- Creating and preserving its own good practices and knowledge - When online services are delivered well, they can increase the effectiveness of offline delivery by capturing information and knowledge that is often shared informally or kept in the head of whichever adviser has picked up on it, then making it easy to share that with people who need it
- Ongoing - Purely offline delivery relies on regular meetings or at least phone calls, and in practice it can be very difficult to track people moving into employment. They tend to be working, commuting, or just busy trying to fit everything else in. Provided a customer has internet access, online networks and communities provide a useful way of maintaining an ongoing relationship without demanding too much time or resources on the part of either party
- A rich source of MI for customers, advisers and contractors - Dependent on the system’s functionality, the resulting MI should be robust, unified, and accessible, making it an ideal basis on which to analyse and improve the relationships between all three parties (plus JCP of course!)
What should this online solution look like?
Well, there seem to be three main parts:
- Marketplace - Enable primes, subcontractors and specialists to connect
- Community and resources - Discussion, newsletter, best practice for advisers and customers
- Client management system - The most traditional part of the three, but still with big opportunities for improvement around support for and MI capture of remote job search
There are also a couple of other really important things that run alongside all of this, namely the process of setting up, marketing, and getting people using such a system, and also ensuring that online delivery properly complements offline delivery by multiple subcontractors, without alienating or replacing them.
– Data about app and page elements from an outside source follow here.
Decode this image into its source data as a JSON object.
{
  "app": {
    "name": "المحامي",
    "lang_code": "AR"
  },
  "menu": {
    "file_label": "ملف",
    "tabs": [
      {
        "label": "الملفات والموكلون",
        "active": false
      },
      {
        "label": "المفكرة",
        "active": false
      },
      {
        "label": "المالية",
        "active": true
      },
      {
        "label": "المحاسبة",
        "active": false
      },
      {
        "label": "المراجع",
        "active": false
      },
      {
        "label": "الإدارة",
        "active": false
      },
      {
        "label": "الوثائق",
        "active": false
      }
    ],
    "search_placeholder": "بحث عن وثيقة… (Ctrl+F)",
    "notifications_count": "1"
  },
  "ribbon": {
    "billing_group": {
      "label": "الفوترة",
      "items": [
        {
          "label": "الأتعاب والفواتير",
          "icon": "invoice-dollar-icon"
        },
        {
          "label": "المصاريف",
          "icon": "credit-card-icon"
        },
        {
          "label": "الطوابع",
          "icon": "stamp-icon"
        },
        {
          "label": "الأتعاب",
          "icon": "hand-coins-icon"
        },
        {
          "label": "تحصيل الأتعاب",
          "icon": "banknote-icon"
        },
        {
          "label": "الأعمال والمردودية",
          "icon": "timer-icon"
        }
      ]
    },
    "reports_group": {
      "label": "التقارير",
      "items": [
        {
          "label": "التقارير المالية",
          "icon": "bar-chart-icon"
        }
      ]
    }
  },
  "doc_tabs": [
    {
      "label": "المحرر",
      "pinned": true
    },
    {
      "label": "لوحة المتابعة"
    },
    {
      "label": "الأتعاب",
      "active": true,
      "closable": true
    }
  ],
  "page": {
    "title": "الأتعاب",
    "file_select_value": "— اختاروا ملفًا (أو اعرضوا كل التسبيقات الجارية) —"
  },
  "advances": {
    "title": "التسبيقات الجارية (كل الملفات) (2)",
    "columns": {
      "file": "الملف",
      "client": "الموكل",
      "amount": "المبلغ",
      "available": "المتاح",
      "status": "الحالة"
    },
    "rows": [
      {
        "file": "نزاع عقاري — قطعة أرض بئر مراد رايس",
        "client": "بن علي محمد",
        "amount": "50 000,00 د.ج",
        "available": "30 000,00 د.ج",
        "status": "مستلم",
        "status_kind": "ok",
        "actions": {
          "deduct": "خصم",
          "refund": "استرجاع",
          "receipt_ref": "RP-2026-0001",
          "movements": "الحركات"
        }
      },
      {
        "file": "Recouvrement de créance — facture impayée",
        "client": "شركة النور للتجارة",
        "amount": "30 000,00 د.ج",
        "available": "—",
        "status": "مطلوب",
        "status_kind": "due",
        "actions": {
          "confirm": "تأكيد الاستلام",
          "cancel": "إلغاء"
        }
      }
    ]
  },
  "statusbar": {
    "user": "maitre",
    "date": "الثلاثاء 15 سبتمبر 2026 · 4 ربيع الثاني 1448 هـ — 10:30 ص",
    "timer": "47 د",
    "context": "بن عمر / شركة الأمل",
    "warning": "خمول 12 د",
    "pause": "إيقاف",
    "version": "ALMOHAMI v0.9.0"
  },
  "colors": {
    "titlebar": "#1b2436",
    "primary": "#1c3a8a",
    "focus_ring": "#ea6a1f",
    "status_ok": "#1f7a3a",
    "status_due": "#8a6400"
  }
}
While it’s possible that some people who are closest to the marketplace might be best served by entirely online delivery, that’s a different proposition, or at least a different element of the proposition, to the one we’re talking about here. The first of these means that the system’s design and roll-out have to be integrated into the overall roll-out of the Work Programme by the prime, and the second means that the system has to be moderately cheap, responsive to the needs of all parties, and reasonably good at self-managing (i.e. run in part by the community it serves).
Originally published at
https://danieljohnston.co.uk/2010/10/25/helping-people-get-and-keep-jobs-using-online-support on October 25, 2010.